(PROVIDED MATERIAL)
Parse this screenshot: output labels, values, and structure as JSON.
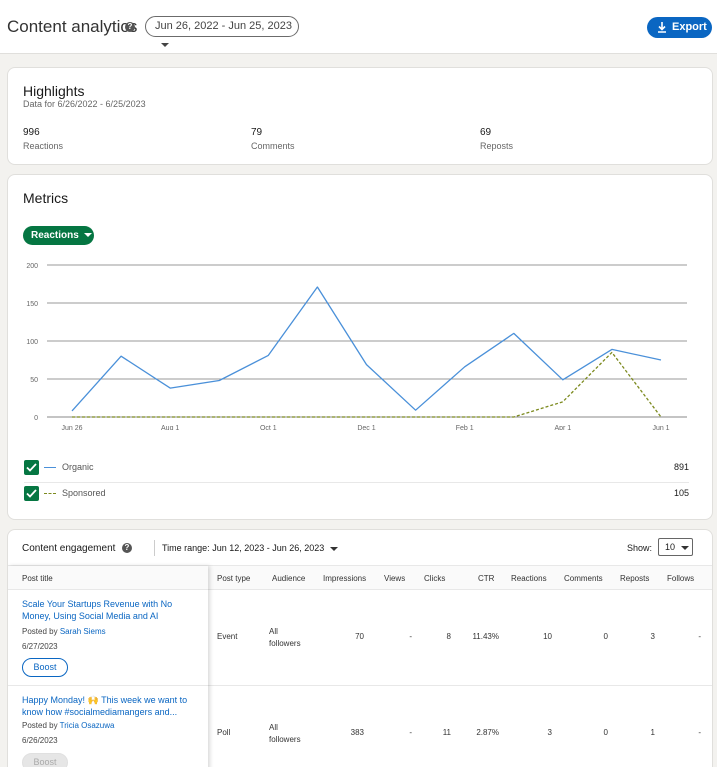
{
  "header": {
    "title": "Content analytics",
    "date_range": "Jun 26, 2022 - Jun 25, 2023",
    "export_label": "Export"
  },
  "highlights": {
    "title": "Highlights",
    "subtitle": "Data for 6/26/2022 - 6/25/2023",
    "stats": [
      {
        "value": "996",
        "label": "Reactions"
      },
      {
        "value": "79",
        "label": "Comments"
      },
      {
        "value": "69",
        "label": "Reposts"
      }
    ]
  },
  "metrics": {
    "title": "Metrics",
    "selected_metric": "Reactions",
    "legend": [
      {
        "name": "Organic",
        "total": "891",
        "color": "#4a90d9",
        "checked": true
      },
      {
        "name": "Sponsored",
        "total": "105",
        "color": "#7c8a1e",
        "checked": true
      }
    ]
  },
  "chart_data": {
    "type": "line",
    "ylim": [
      0,
      200
    ],
    "yticks": [
      0,
      50,
      100,
      150,
      200
    ],
    "x_tick_labels": [
      "Jun 26",
      "Aug 1",
      "Oct 1",
      "Dec 1",
      "Feb 1",
      "Apr 1",
      "Jun 1"
    ],
    "x_tick_positions": [
      0,
      2,
      4,
      6,
      8,
      10,
      12
    ],
    "series": [
      {
        "name": "Organic",
        "color": "#4a90d9",
        "dash": false,
        "x": [
          0,
          1,
          2,
          3,
          4,
          5,
          6,
          7,
          8,
          9,
          10,
          11,
          12
        ],
        "values": [
          8,
          80,
          38,
          48,
          81,
          171,
          69,
          9,
          66,
          110,
          49,
          89,
          75
        ]
      },
      {
        "name": "Sponsored",
        "color": "#7c8a1e",
        "dash": true,
        "x": [
          0,
          1,
          2,
          3,
          4,
          5,
          6,
          7,
          8,
          9,
          10,
          11,
          12
        ],
        "values": [
          0,
          0,
          0,
          0,
          0,
          0,
          0,
          0,
          0,
          0,
          20,
          85,
          0
        ]
      }
    ]
  },
  "engagement": {
    "title": "Content engagement",
    "time_range_label": "Time range:",
    "time_range": "Jun 12, 2023 - Jun 26, 2023",
    "show_label": "Show:",
    "show_value": "10",
    "columns": [
      "Post title",
      "Post type",
      "Audience",
      "Impressions",
      "Views",
      "Clicks",
      "CTR",
      "Reactions",
      "Comments",
      "Reposts",
      "Follows"
    ],
    "rows": [
      {
        "title": "Scale Your Startups Revenue with No Money, Using Social Media and AI",
        "posted_by_label": "Posted by",
        "author": "Sarah Siems",
        "date": "6/27/2023",
        "boost": "Boost",
        "type": "Event",
        "audience": "All followers",
        "impressions": "70",
        "views": "-",
        "clicks": "8",
        "ctr": "11.43%",
        "reactions": "10",
        "comments": "0",
        "reposts": "3",
        "follows": "-"
      },
      {
        "title": "Happy Monday! 🙌 This week we want to know how #socialmediamangers and...",
        "posted_by_label": "Posted by",
        "author": "Tricia Osazuwa",
        "date": "6/26/2023",
        "boost": "Boost",
        "type": "Poll",
        "audience": "All followers",
        "impressions": "383",
        "views": "-",
        "clicks": "11",
        "ctr": "2.87%",
        "reactions": "3",
        "comments": "0",
        "reposts": "1",
        "follows": "-"
      }
    ]
  }
}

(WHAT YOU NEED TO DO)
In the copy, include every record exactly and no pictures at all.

(RESPONSE AREA)
Parse this screenshot: output labels, values, and structure as JSON.
{
  "header": {
    "title": "Content analytics",
    "date_range": "Jun 26, 2022 - Jun 25, 2023",
    "export_label": "Export"
  },
  "highlights": {
    "title": "Highlights",
    "subtitle": "Data for 6/26/2022 - 6/25/2023",
    "stats": [
      {
        "value": "996",
        "label": "Reactions"
      },
      {
        "value": "79",
        "label": "Comments"
      },
      {
        "value": "69",
        "label": "Reposts"
      }
    ]
  },
  "metrics": {
    "title": "Metrics",
    "selected_metric": "Reactions",
    "legend": [
      {
        "name": "Organic",
        "total": "891",
        "color": "#4a90d9",
        "checked": true
      },
      {
        "name": "Sponsored",
        "total": "105",
        "color": "#7c8a1e",
        "checked": true
      }
    ]
  },
  "chart_data": {
    "type": "line",
    "ylim": [
      0,
      200
    ],
    "yticks": [
      0,
      50,
      100,
      150,
      200
    ],
    "x_tick_labels": [
      "Jun 26",
      "Aug 1",
      "Oct 1",
      "Dec 1",
      "Feb 1",
      "Apr 1",
      "Jun 1"
    ],
    "x_tick_positions": [
      0,
      2,
      4,
      6,
      8,
      10,
      12
    ],
    "series": [
      {
        "name": "Organic",
        "color": "#4a90d9",
        "dash": false,
        "x": [
          0,
          1,
          2,
          3,
          4,
          5,
          6,
          7,
          8,
          9,
          10,
          11,
          12
        ],
        "values": [
          8,
          80,
          38,
          48,
          81,
          171,
          69,
          9,
          66,
          110,
          49,
          89,
          75
        ]
      },
      {
        "name": "Sponsored",
        "color": "#7c8a1e",
        "dash": true,
        "x": [
          0,
          1,
          2,
          3,
          4,
          5,
          6,
          7,
          8,
          9,
          10,
          11,
          12
        ],
        "values": [
          0,
          0,
          0,
          0,
          0,
          0,
          0,
          0,
          0,
          0,
          20,
          85,
          0
        ]
      }
    ]
  },
  "engagement": {
    "title": "Content engagement",
    "time_range_label": "Time range:",
    "time_range": "Jun 12, 2023 - Jun 26, 2023",
    "show_label": "Show:",
    "show_value": "10",
    "columns": [
      "Post title",
      "Post type",
      "Audience",
      "Impressions",
      "Views",
      "Clicks",
      "CTR",
      "Reactions",
      "Comments",
      "Reposts",
      "Follows"
    ],
    "rows": [
      {
        "title": "Scale Your Startups Revenue with No Money, Using Social Media and AI",
        "posted_by_label": "Posted by",
        "author": "Sarah Siems",
        "date": "6/27/2023",
        "boost": "Boost",
        "type": "Event",
        "audience": "All followers",
        "impressions": "70",
        "views": "-",
        "clicks": "8",
        "ctr": "11.43%",
        "reactions": "10",
        "comments": "0",
        "reposts": "3",
        "follows": "-"
      },
      {
        "title": "Happy Monday! 🙌 This week we want to know how #socialmediamangers and...",
        "posted_by_label": "Posted by",
        "author": "Tricia Osazuwa",
        "date": "6/26/2023",
        "boost": "Boost",
        "type": "Poll",
        "audience": "All followers",
        "impressions": "383",
        "views": "-",
        "clicks": "11",
        "ctr": "2.87%",
        "reactions": "3",
        "comments": "0",
        "reposts": "1",
        "follows": "-"
      }
    ]
  }
}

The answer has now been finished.